The story is different in an enterprise that buys in software solutions, from companies that I like to refer to sometimes as Big Iron Software Vendors.
Big Iron Software Vendors are sales and, sometimes, consultancy driven. They are often driven by repeat sales, and, perhaps, after sales support. It's easier to sell to an existing customer than a new one, especially where the CFO's play golf together.
In order to make a sale, these Big Iron Software Vendors provide solutions to problems. It is in their best interests to show their customers that the problems, while highly complex, can be fixed by buying their software. In order to make their software marketable to many different customers, each product that the vendor sells often solves far more problems than any individual customer has. Thus it requires consultancy and integration work to make it fit the customers unique problems, and unique existing infrastructure.
The end result is that often, even while the immediate problem is fixed, new, and #better# complexity is introduced.
This may fix an immediate problem for the customer, but creates a virtuous cycle for the vendor that is not in the purchasers best interests. Their customers’ problems will change, and thus, in the future, they will need further help from the vendor, to fix different complex problems - which of course, include the previous vendor-led solutions.
You know, I don't think I produce better looking documents in Word 2007 than I did 10 or 11 years ago. And I probably publish them as PDF anyway.
Big Iron Software Vendors are not motivated to help their customers simplify their problems, and introduce the smallest possible solution that solves only the problem at hand. For all their talk, they are motivated to make as many sales (of consultancy, support, and licensing) as possible. Within the open source world in which we now live, where many free-to-install, community supported, and mature products exist to solve well known problems, vendors are forced to find another tack, and this seems to be the world for Business Process Management and Service Oriented Architectures, and in the Telco world, IMS and SDP - whatever that means, and I have some thoughts on that for later.
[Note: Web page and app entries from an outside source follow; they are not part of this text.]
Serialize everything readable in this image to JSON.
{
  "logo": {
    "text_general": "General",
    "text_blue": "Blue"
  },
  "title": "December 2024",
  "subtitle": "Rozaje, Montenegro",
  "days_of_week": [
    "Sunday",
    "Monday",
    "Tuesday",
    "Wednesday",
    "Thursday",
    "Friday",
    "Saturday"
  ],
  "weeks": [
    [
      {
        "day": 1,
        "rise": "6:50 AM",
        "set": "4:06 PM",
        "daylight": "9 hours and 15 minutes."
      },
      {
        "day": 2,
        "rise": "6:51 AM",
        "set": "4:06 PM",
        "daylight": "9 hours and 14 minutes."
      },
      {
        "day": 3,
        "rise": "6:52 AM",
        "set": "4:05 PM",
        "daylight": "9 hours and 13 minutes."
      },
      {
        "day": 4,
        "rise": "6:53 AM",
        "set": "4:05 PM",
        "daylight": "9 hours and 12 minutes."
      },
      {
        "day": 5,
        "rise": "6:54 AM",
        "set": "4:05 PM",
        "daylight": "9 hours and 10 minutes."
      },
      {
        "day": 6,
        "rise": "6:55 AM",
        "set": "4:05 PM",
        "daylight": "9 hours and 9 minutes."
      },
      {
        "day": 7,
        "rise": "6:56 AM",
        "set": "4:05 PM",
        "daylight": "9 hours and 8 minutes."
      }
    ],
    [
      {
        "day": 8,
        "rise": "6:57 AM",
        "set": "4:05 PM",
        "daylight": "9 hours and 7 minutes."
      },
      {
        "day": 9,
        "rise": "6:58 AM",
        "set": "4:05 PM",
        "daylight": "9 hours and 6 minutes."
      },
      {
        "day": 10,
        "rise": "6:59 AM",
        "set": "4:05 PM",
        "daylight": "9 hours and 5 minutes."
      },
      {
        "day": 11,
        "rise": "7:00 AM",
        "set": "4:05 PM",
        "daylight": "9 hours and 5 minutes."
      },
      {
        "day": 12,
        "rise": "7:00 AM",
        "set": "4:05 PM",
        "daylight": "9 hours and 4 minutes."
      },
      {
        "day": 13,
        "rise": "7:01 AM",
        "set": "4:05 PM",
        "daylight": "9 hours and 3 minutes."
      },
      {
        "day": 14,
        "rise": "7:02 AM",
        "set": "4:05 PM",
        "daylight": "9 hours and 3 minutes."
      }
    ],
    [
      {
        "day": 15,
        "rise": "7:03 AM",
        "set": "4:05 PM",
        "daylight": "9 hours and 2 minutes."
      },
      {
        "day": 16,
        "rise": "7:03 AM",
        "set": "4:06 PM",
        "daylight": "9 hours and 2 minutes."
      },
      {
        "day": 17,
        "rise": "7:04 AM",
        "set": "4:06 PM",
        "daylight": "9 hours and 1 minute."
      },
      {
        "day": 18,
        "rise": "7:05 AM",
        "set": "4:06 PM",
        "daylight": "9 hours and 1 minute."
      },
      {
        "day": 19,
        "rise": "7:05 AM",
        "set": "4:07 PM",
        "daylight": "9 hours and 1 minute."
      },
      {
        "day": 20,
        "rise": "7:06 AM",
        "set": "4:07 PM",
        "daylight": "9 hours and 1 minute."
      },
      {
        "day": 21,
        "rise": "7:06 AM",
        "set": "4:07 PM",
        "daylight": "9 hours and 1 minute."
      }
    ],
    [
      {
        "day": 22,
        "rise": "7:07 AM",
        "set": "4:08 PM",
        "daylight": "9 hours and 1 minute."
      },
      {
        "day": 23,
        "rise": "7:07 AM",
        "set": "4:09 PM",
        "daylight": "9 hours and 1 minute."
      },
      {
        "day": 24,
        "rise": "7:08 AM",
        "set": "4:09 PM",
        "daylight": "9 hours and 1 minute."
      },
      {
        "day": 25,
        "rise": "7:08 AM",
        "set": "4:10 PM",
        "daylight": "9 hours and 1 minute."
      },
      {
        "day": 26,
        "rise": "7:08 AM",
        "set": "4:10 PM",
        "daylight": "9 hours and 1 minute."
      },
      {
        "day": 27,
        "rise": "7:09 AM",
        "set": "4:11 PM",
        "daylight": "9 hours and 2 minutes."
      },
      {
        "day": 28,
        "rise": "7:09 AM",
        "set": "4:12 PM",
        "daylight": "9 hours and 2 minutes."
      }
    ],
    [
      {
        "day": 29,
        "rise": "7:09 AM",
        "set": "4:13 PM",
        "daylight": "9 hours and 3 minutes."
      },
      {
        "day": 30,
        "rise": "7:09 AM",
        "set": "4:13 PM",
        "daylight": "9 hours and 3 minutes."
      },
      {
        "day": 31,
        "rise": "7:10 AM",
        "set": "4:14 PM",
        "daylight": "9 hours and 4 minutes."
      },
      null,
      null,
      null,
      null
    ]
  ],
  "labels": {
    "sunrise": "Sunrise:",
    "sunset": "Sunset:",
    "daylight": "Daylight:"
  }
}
While enterprises are starting to wake up to this issue, in startup-land (and yes, I include Google and Amazon) the use of Big Iron software products to build out solutions is small and decreasing. I've been learning from these guys, and want to ensure in future that the enterprise architectures I provide to my stake holders are as simple as possible, while providing the right features at the right time, and not reliant on complex vendor products, except where absolutely necessary.
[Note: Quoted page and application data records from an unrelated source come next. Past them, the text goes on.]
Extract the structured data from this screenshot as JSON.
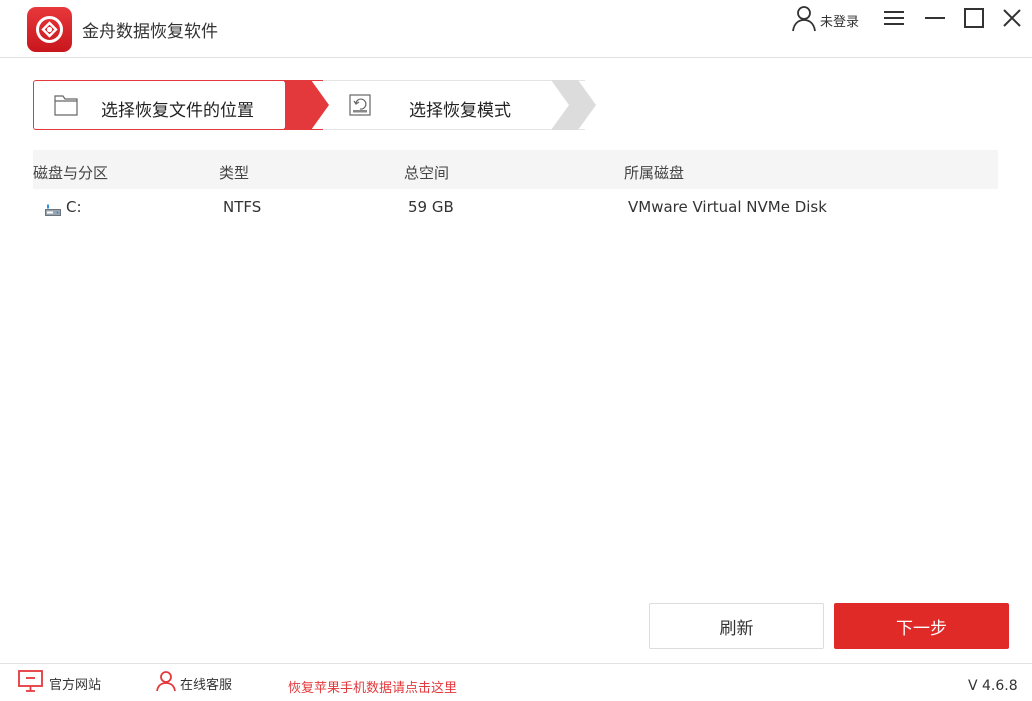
{
  "app": {
    "title": "金舟数据恢复软件"
  },
  "header": {
    "user_label": "未登录"
  },
  "steps": [
    {
      "label": "选择恢复文件的位置"
    },
    {
      "label": "选择恢复模式"
    }
  ],
  "table": {
    "columns": [
      "磁盘与分区",
      "类型",
      "总空间",
      "所属磁盘"
    ],
    "rows": [
      {
        "partition": "C:",
        "type": "NTFS",
        "size": "59 GB",
        "disk": "VMware Virtual NVMe Disk"
      }
    ]
  },
  "buttons": {
    "refresh": "刷新",
    "next": "下一步"
  },
  "footer": {
    "website": "官方网站",
    "support": "在线客服",
    "apple_link": "恢复苹果手机数据请点击这里",
    "version": "V 4.6.8"
  },
  "colors": {
    "accent": "#e02a28",
    "border_light": "#e4e4e4",
    "header_bg": "#f5f5f5"
  }
}
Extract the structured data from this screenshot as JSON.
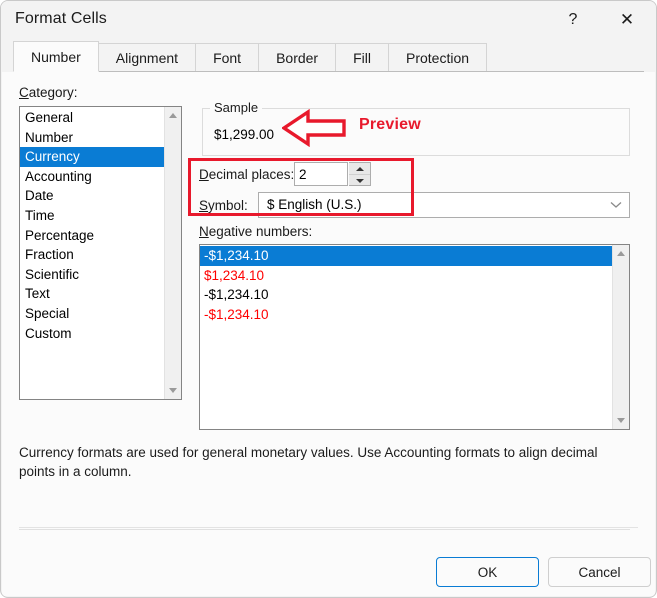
{
  "window": {
    "title": "Format Cells",
    "help_icon": "question-mark-icon",
    "close_icon": "close-x-icon"
  },
  "tabs": [
    {
      "label": "Number",
      "active": true
    },
    {
      "label": "Alignment",
      "active": false
    },
    {
      "label": "Font",
      "active": false
    },
    {
      "label": "Border",
      "active": false
    },
    {
      "label": "Fill",
      "active": false
    },
    {
      "label": "Protection",
      "active": false
    }
  ],
  "category": {
    "label": "Category:",
    "items": [
      {
        "label": "General",
        "selected": false
      },
      {
        "label": "Number",
        "selected": false
      },
      {
        "label": "Currency",
        "selected": true
      },
      {
        "label": "Accounting",
        "selected": false
      },
      {
        "label": "Date",
        "selected": false
      },
      {
        "label": "Time",
        "selected": false
      },
      {
        "label": "Percentage",
        "selected": false
      },
      {
        "label": "Fraction",
        "selected": false
      },
      {
        "label": "Scientific",
        "selected": false
      },
      {
        "label": "Text",
        "selected": false
      },
      {
        "label": "Special",
        "selected": false
      },
      {
        "label": "Custom",
        "selected": false
      }
    ]
  },
  "sample": {
    "legend": "Sample",
    "value": "$1,299.00"
  },
  "annotation": {
    "preview_label": "Preview",
    "arrow_color": "#e8192c",
    "rect_color": "#e8192c"
  },
  "decimal_places": {
    "label": "Decimal places:",
    "value": "2"
  },
  "symbol": {
    "label": "Symbol:",
    "value": "$ English (U.S.)"
  },
  "negative_numbers": {
    "label": "Negative numbers:",
    "items": [
      {
        "label": "-$1,234.10",
        "color": "#000000",
        "selected": true
      },
      {
        "label": "$1,234.10",
        "color": "#ff0000",
        "selected": false
      },
      {
        "label": "-$1,234.10",
        "color": "#000000",
        "selected": false
      },
      {
        "label": "-$1,234.10",
        "color": "#ff0000",
        "selected": false
      }
    ]
  },
  "description": "Currency formats are used for general monetary values.  Use Accounting formats to align decimal points in a column.",
  "footer": {
    "ok_label": "OK",
    "cancel_label": "Cancel"
  },
  "colors": {
    "selection_blue": "#0a7cd4",
    "accent_red": "#e8192c",
    "negative_red": "#ff0000"
  }
}
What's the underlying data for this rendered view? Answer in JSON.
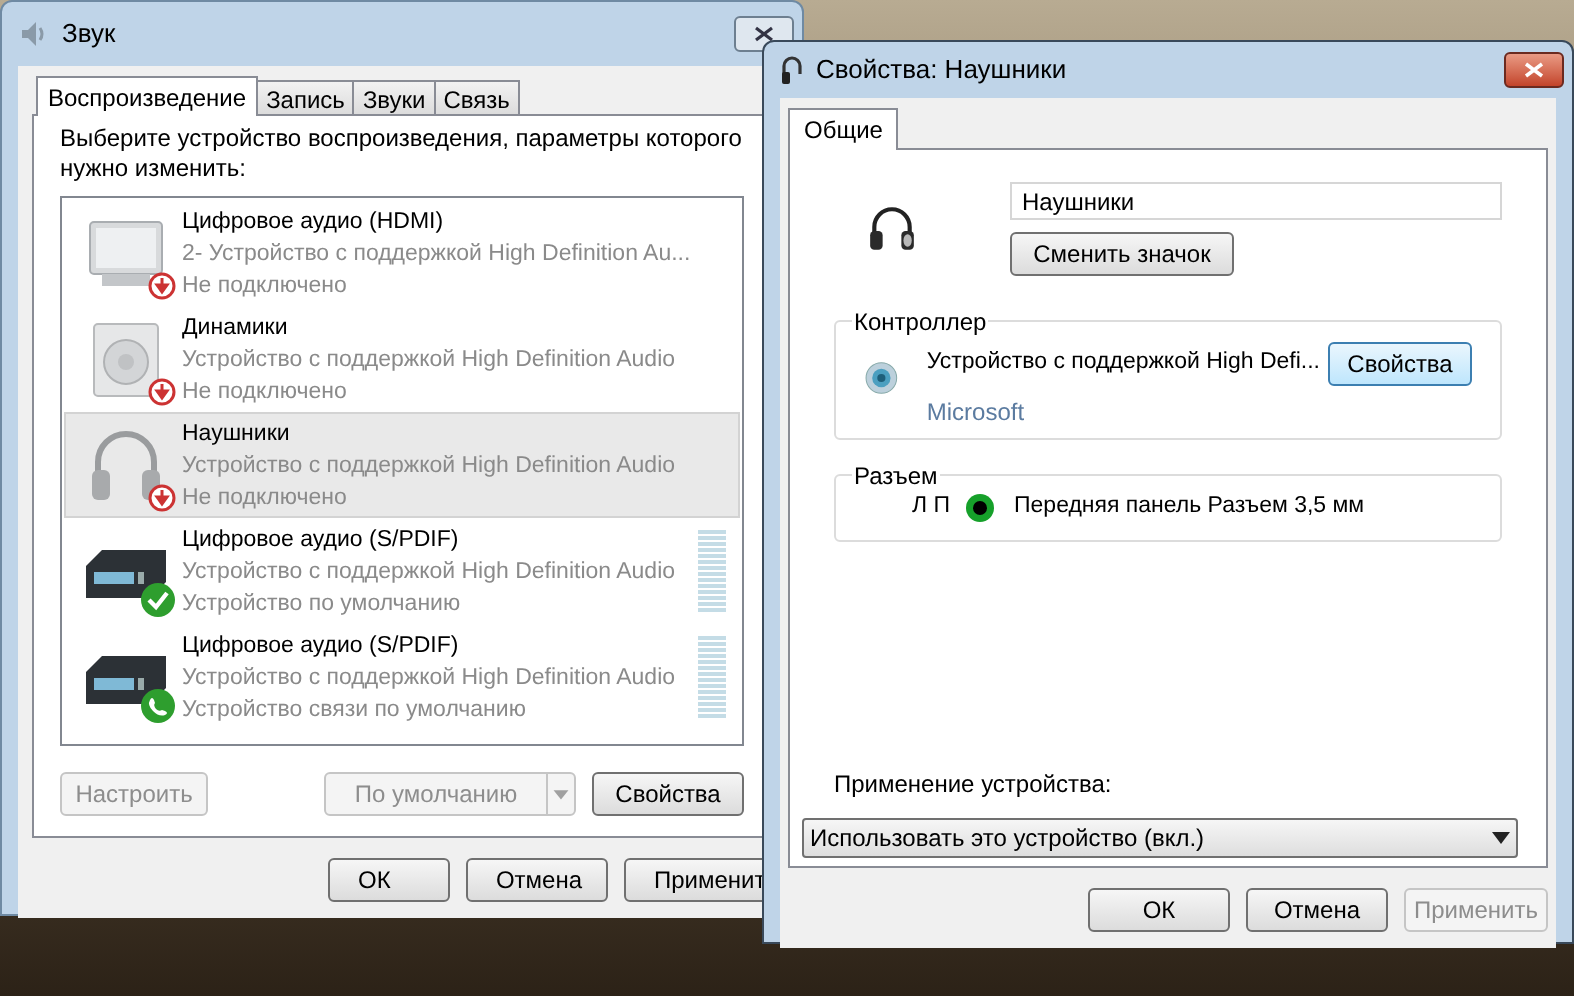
{
  "sound_window": {
    "title": "Звук",
    "tabs": [
      {
        "label": "Воспроизведение",
        "selected": true
      },
      {
        "label": "Запись",
        "selected": false
      },
      {
        "label": "Звуки",
        "selected": false
      },
      {
        "label": "Связь",
        "selected": false
      }
    ],
    "instruction": "Выберите устройство воспроизведения, параметры которого нужно изменить:",
    "devices": [
      {
        "name": "Цифровое аудио (HDMI)",
        "description": "2- Устройство с поддержкой High Definition Au...",
        "status": "Не подключено",
        "kind": "monitor",
        "badge": {
          "kind": "disconnected"
        },
        "selected": false
      },
      {
        "name": "Динамики",
        "description": "Устройство с поддержкой High Definition Audio",
        "status": "Не подключено",
        "kind": "speaker",
        "badge": {
          "kind": "disconnected"
        },
        "selected": false
      },
      {
        "name": "Наушники",
        "description": "Устройство с поддержкой High Definition Audio",
        "status": "Не подключено",
        "kind": "headphones",
        "badge": {
          "kind": "disconnected"
        },
        "selected": true
      },
      {
        "name": "Цифровое аудио (S/PDIF)",
        "description": "Устройство с поддержкой High Definition Audio",
        "status": "Устройство по умолчанию",
        "kind": "receiver",
        "badge": {
          "kind": "default"
        },
        "selected": false
      },
      {
        "name": "Цифровое аудио (S/PDIF)",
        "description": "Устройство с поддержкой High Definition Audio",
        "status": "Устройство связи по умолчанию",
        "kind": "receiver",
        "badge": {
          "kind": "communication"
        },
        "selected": false
      }
    ],
    "configure_button": {
      "label": "Настроить",
      "disabled": true
    },
    "default_button": {
      "label": "По умолчанию",
      "disabled": true
    },
    "properties_button": {
      "label": "Свойства",
      "disabled": false
    },
    "footer_buttons": [
      {
        "label": "ОК",
        "disabled": false
      },
      {
        "label": "Отмена",
        "disabled": false
      },
      {
        "label": "Применит",
        "disabled": false
      }
    ]
  },
  "properties_window": {
    "title": "Свойства: Наушники",
    "tabs": [
      {
        "label": "Общие",
        "selected": true
      }
    ],
    "name_field": {
      "value": "Наушники"
    },
    "change_icon_button": {
      "label": "Сменить значок"
    },
    "controller": {
      "heading": "Контроллер",
      "device": "Устройство с поддержкой High Defi...",
      "vendor": "Microsoft",
      "button": "Свойства"
    },
    "jack": {
      "heading": "Разъем",
      "channels": "Л П",
      "color": "#16a02a",
      "description": "Передняя панель Разъем 3,5 мм"
    },
    "usage_label": "Применение устройства:",
    "usage_select": {
      "value": "Использовать это устройство (вкл.)"
    },
    "footer_buttons": [
      {
        "label": "ОК",
        "disabled": false
      },
      {
        "label": "Отмена",
        "disabled": false
      },
      {
        "label": "Применить",
        "disabled": true
      }
    ]
  }
}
There are always new products, and sometimes complex vendor led solutions provide a fit. But I'm sure, that within the long term, the successful businesses that rely on software for day to day operations and competitive excellence will be the ones who remove the cost and reliance on licensed software. Otherwise they'll just have to factor it in to the cost of their own products.
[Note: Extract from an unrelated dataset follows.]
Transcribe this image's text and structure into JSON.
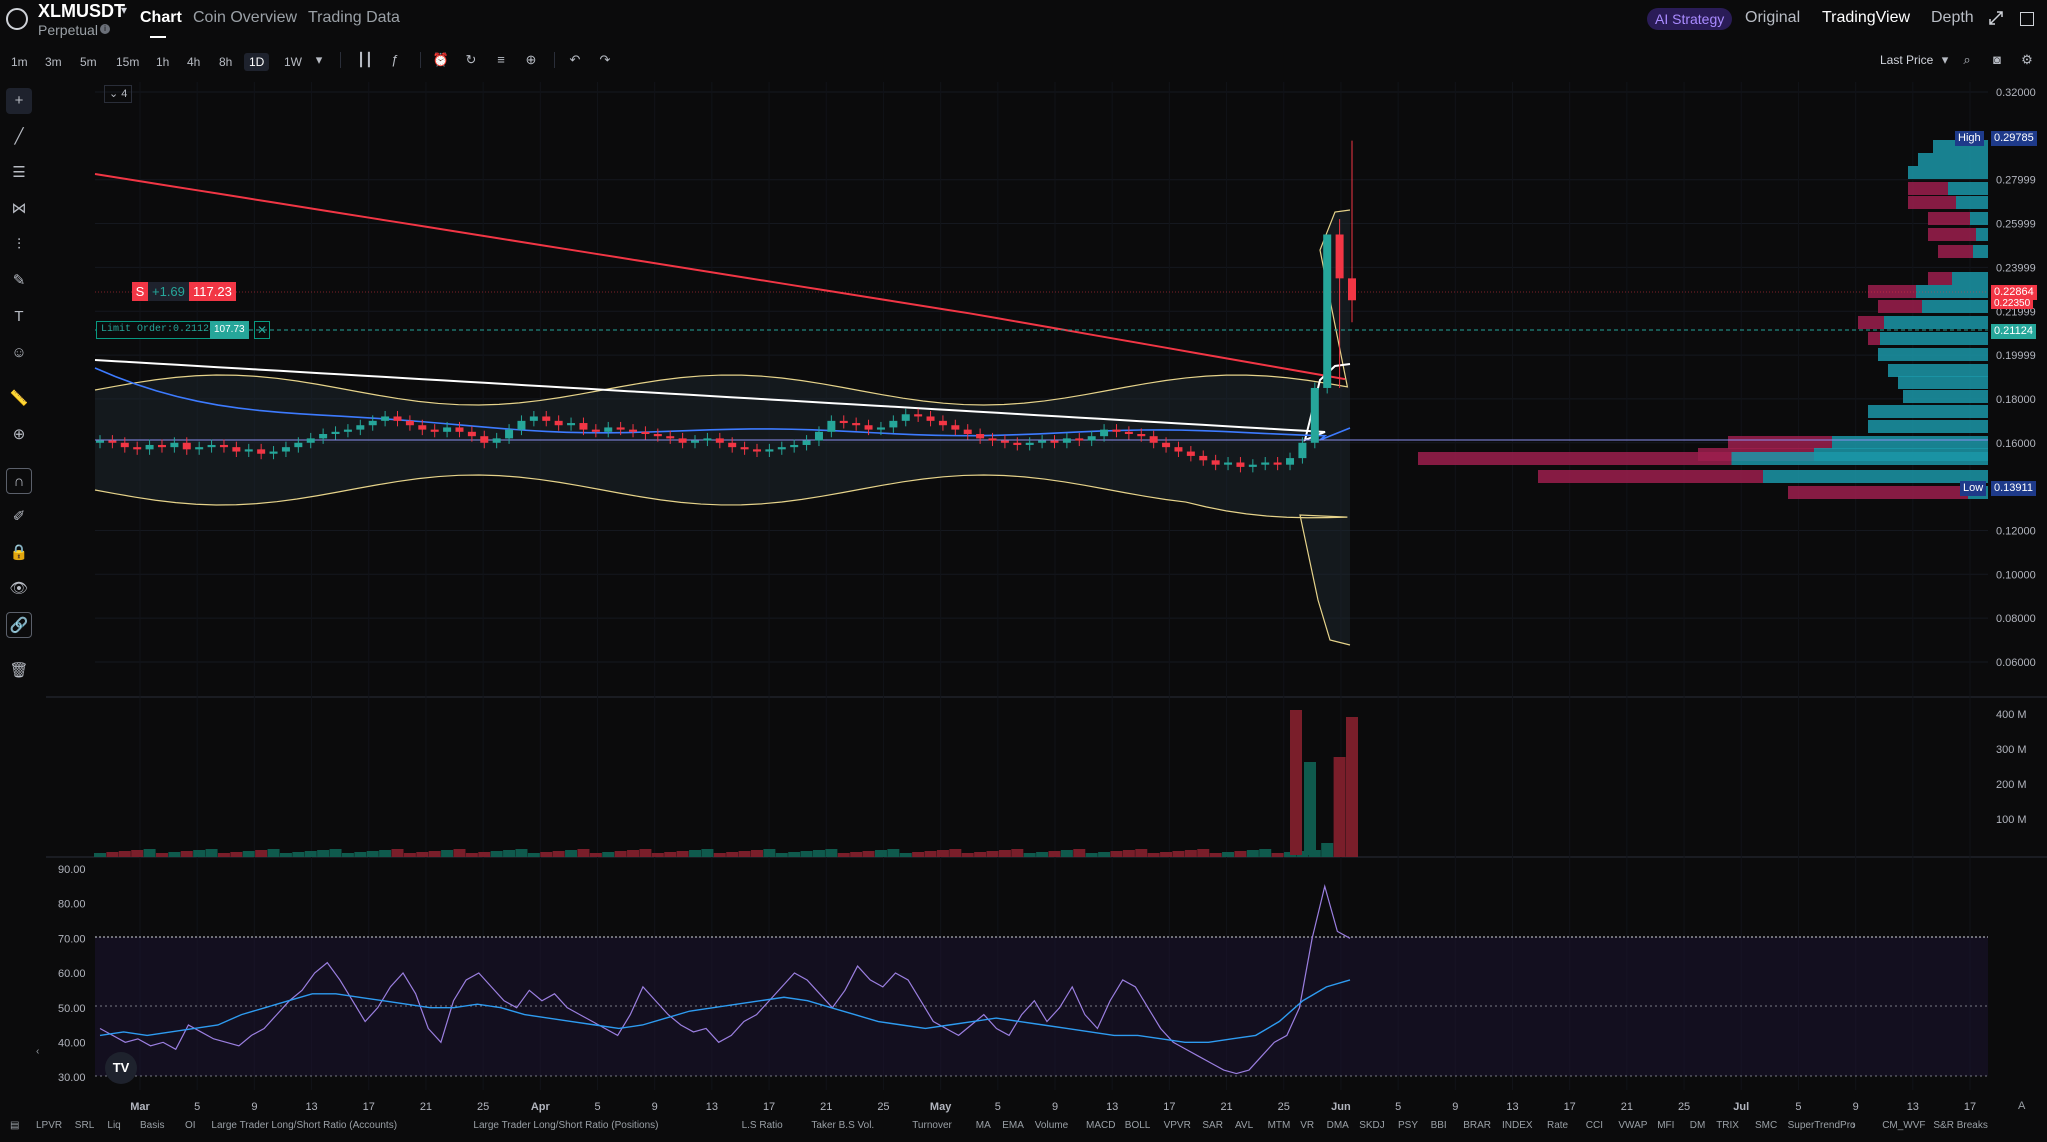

What software license costs would you like to refactor out of your architecture? Or am I wrong, and should we keep drinking the Kool-Aid? Or should we just start thinking of Big Iron Software Vendors in the same way we think of outsourced development shops, and tell them what to build instead?